Exercise aim | Could you restate every record below word for word?

Data provided |
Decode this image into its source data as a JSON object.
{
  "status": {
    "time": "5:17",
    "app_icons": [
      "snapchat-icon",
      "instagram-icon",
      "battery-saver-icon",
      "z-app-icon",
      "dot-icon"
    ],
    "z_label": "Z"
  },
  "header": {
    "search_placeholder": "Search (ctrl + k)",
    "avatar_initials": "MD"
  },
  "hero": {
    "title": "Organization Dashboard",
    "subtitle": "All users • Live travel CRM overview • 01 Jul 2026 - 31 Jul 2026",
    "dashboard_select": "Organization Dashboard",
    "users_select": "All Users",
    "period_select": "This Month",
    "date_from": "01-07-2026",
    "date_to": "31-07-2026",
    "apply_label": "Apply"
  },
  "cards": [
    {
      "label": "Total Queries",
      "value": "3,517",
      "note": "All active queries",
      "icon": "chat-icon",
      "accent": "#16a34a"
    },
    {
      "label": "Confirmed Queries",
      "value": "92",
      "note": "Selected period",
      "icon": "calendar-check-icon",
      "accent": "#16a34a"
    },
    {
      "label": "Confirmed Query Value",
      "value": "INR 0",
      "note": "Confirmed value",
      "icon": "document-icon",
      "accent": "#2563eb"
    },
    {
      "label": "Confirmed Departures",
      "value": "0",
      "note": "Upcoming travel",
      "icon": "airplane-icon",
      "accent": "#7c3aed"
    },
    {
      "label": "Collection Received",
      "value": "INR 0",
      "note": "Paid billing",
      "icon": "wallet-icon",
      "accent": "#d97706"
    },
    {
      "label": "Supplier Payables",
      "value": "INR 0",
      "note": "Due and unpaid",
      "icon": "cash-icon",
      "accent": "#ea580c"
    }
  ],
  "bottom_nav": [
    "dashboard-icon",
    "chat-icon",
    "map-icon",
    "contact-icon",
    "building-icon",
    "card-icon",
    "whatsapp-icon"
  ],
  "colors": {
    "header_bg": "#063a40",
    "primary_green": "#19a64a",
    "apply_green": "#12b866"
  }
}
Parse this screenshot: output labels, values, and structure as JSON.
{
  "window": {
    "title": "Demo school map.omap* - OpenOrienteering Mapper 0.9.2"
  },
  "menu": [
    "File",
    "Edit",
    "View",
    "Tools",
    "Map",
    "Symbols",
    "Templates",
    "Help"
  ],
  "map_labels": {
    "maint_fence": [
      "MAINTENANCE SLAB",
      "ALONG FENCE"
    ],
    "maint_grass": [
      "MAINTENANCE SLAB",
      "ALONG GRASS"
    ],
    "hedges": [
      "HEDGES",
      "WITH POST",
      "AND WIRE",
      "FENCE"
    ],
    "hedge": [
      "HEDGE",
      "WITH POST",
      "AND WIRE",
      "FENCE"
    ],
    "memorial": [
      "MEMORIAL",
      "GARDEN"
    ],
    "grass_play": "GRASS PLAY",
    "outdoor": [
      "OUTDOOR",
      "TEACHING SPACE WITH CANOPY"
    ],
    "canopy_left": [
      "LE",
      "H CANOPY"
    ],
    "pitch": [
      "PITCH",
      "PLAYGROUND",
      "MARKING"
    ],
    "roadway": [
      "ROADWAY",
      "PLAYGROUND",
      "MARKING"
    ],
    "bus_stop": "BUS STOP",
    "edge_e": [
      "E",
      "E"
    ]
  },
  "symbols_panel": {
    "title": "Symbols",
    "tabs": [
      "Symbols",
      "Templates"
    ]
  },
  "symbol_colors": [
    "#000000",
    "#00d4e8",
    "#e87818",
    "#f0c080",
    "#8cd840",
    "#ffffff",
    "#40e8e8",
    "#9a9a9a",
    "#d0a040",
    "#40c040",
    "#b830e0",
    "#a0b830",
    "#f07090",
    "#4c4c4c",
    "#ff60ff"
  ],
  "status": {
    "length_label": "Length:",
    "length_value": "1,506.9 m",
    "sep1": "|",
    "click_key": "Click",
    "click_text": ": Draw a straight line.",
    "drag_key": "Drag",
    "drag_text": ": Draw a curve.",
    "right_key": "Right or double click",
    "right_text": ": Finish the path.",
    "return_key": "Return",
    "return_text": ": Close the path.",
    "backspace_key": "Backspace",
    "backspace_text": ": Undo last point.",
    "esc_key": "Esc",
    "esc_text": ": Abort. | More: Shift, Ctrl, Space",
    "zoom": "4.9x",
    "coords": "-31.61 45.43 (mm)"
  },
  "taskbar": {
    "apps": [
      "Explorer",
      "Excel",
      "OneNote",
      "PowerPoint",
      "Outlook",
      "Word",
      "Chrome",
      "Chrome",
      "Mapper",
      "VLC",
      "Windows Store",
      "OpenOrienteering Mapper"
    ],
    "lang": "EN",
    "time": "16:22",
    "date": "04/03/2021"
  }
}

Response |
Decode this image into its source data as a JSON object.
{
  "status": {
    "time": "5:17",
    "app_icons": [
      "snapchat-icon",
      "instagram-icon",
      "battery-saver-icon",
      "z-app-icon",
      "dot-icon"
    ],
    "z_label": "Z"
  },
  "header": {
    "search_placeholder": "Search (ctrl + k)",
    "avatar_initials": "MD"
  },
  "hero": {
    "title": "Organization Dashboard",
    "subtitle": "All users • Live travel CRM overview • 01 Jul 2026 - 31 Jul 2026",
    "dashboard_select": "Organization Dashboard",
    "users_select": "All Users",
    "period_select": "This Month",
    "date_from": "01-07-2026",
    "date_to": "31-07-2026",
    "apply_label": "Apply"
  },
  "cards": [
    {
      "label": "Total Queries",
      "value": "3,517",
      "note": "All active queries",
      "icon": "chat-icon",
      "accent": "#16a34a"
    },
    {
      "label": "Confirmed Queries",
      "value": "92",
      "note": "Selected period",
      "icon": "calendar-check-icon",
      "accent": "#16a34a"
    },
    {
      "label": "Confirmed Query Value",
      "value": "INR 0",
      "note": "Confirmed value",
      "icon": "document-icon",
      "accent": "#2563eb"
    },
    {
      "label": "Confirmed Departures",
      "value": "0",
      "note": "Upcoming travel",
      "icon": "airplane-icon",
      "accent": "#7c3aed"
    },
    {
      "label": "Collection Received",
      "value": "INR 0",
      "note": "Paid billing",
      "icon": "wallet-icon",
      "accent": "#d97706"
    },
    {
      "label": "Supplier Payables",
      "value": "INR 0",
      "note": "Due and unpaid",
      "icon": "cash-icon",
      "accent": "#ea580c"
    }
  ],
  "bottom_nav": [
    "dashboard-icon",
    "chat-icon",
    "map-icon",
    "contact-icon",
    "building-icon",
    "card-icon",
    "whatsapp-icon"
  ],
  "colors": {
    "header_bg": "#063a40",
    "primary_green": "#19a64a",
    "apply_green": "#12b866"
  }
}
Parse this screenshot: output labels, values, and structure as JSON.
{
  "window": {
    "title": "Demo school map.omap* - OpenOrienteering Mapper 0.9.2"
  },
  "menu": [
    "File",
    "Edit",
    "View",
    "Tools",
    "Map",
    "Symbols",
    "Templates",
    "Help"
  ],
  "map_labels": {
    "maint_fence": [
      "MAINTENANCE SLAB",
      "ALONG FENCE"
    ],
    "maint_grass": [
      "MAINTENANCE SLAB",
      "ALONG GRASS"
    ],
    "hedges": [
      "HEDGES",
      "WITH POST",
      "AND WIRE",
      "FENCE"
    ],
    "hedge": [
      "HEDGE",
      "WITH POST",
      "AND WIRE",
      "FENCE"
    ],
    "memorial": [
      "MEMORIAL",
      "GARDEN"
    ],
    "grass_play": "GRASS PLAY",
    "outdoor": [
      "OUTDOOR",
      "TEACHING SPACE WITH CANOPY"
    ],
    "canopy_left": [
      "LE",
      "H CANOPY"
    ],
    "pitch": [
      "PITCH",
      "PLAYGROUND",
      "MARKING"
    ],
    "roadway": [
      "ROADWAY",
      "PLAYGROUND",
      "MARKING"
    ],
    "bus_stop": "BUS STOP",
    "edge_e": [
      "E",
      "E"
    ]
  },
  "symbols_panel": {
    "title": "Symbols",
    "tabs": [
      "Symbols",
      "Templates"
    ]
  },
  "symbol_colors": [
    "#000000",
    "#00d4e8",
    "#e87818",
    "#f0c080",
    "#8cd840",
    "#ffffff",
    "#40e8e8",
    "#9a9a9a",
    "#d0a040",
    "#40c040",
    "#b830e0",
    "#a0b830",
    "#f07090",
    "#4c4c4c",
    "#ff60ff"
  ],
  "status": {
    "length_label": "Length:",
    "length_value": "1,506.9 m",
    "sep1": "|",
    "click_key": "Click",
    "click_text": ": Draw a straight line.",
    "drag_key": "Drag",
    "drag_text": ": Draw a curve.",
    "right_key": "Right or double click",
    "right_text": ": Finish the path.",
    "return_key": "Return",
    "return_text": ": Close the path.",
    "backspace_key": "Backspace",
    "backspace_text": ": Undo last point.",
    "esc_key": "Esc",
    "esc_text": ": Abort. | More: Shift, Ctrl, Space",
    "zoom": "4.9x",
    "coords": "-31.61 45.43 (mm)"
  },
  "taskbar": {
    "apps": [
      "Explorer",
      "Excel",
      "OneNote",
      "PowerPoint",
      "Outlook",
      "Word",
      "Chrome",
      "Chrome",
      "Mapper",
      "VLC",
      "Windows Store",
      "OpenOrienteering Mapper"
    ],
    "lang": "EN",
    "time": "16:22",
    "date": "04/03/2021"
  }
}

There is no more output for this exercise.